He suggests that they should have a baby – but she has so many reservations. After all, she argues, the world is becoming increasingly polluted and a baby creates an awfully big carbon footprint. ‘Ten thousand tonnes of CO2. That’s the weight of the Eiffel Tower. I’d be giving birth to the Eiffel Tower.’ And… on reflection, maybe the checkout queue at Ikea wasn’t the best place for him to broach the subject in the first place.

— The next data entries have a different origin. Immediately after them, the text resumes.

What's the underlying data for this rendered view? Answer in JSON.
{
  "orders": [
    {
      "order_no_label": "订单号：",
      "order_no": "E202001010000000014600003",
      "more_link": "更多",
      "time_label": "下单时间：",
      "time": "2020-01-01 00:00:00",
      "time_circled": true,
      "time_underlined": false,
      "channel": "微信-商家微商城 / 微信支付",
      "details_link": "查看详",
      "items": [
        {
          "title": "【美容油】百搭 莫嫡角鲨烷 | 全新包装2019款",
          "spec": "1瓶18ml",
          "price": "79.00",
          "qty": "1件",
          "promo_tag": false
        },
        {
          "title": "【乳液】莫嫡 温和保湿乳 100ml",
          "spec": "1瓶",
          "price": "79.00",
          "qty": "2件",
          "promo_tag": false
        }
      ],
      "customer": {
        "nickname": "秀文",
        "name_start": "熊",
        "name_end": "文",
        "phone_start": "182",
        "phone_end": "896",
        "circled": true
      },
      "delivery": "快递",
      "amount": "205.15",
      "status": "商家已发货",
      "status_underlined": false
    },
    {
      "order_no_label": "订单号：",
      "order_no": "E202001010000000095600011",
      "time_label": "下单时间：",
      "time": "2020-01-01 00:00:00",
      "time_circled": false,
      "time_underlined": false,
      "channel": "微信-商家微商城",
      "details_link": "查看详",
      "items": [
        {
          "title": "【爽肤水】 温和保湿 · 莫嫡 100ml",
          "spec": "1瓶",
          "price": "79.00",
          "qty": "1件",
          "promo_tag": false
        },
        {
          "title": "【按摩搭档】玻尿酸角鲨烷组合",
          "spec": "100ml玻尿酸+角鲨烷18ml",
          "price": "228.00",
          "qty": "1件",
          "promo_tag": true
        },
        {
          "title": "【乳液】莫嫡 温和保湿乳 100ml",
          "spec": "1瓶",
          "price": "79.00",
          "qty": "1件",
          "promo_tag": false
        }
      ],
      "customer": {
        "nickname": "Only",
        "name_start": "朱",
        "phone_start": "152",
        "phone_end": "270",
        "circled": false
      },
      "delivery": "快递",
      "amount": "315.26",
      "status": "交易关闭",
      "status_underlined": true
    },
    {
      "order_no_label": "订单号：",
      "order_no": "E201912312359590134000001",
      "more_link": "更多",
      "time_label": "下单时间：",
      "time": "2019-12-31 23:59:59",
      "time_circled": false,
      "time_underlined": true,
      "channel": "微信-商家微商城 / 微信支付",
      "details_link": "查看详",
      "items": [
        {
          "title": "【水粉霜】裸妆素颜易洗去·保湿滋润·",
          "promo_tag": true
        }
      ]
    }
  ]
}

On a grey, rainy day in Edinburgh, Lungs by Duncan Macmillan is a breath of fresh air. The witty, sparkling script picks you up by the scruff of the neck and hurls you along in a series of perfectly created flash-forwards as the couple argue, chatter, break up and make up. On route, they suffer all the emotions under the sun as they attempt, by hook or by crook, to become parents. Will they get there? We they end up together? You’ll have to see the play to find out but the snug confines of Paines Plough are the perfect place to watch such a delicious confection and I’m happy to report that the venue was packed. I laughed a lot and in a couple of places my eyes filled with involuntary tears because there are moments in here that everyone can identify with and some moments we all hope we’ll never experience. You’ll emerge from the experience feeling wrung out.
As the young couple, Sian Reece-Williams and Abdul Sallis are every bit as assured as they are in Dennis Kelly’s Our Teacher’s A Troll (also at this venue) and as the story accelerates towards it’s poignant but inevitable conclusion, you’ll be with them every step of the way. Clever, dazzling, intelligent, this is a perfect delight and it’s not to be missed.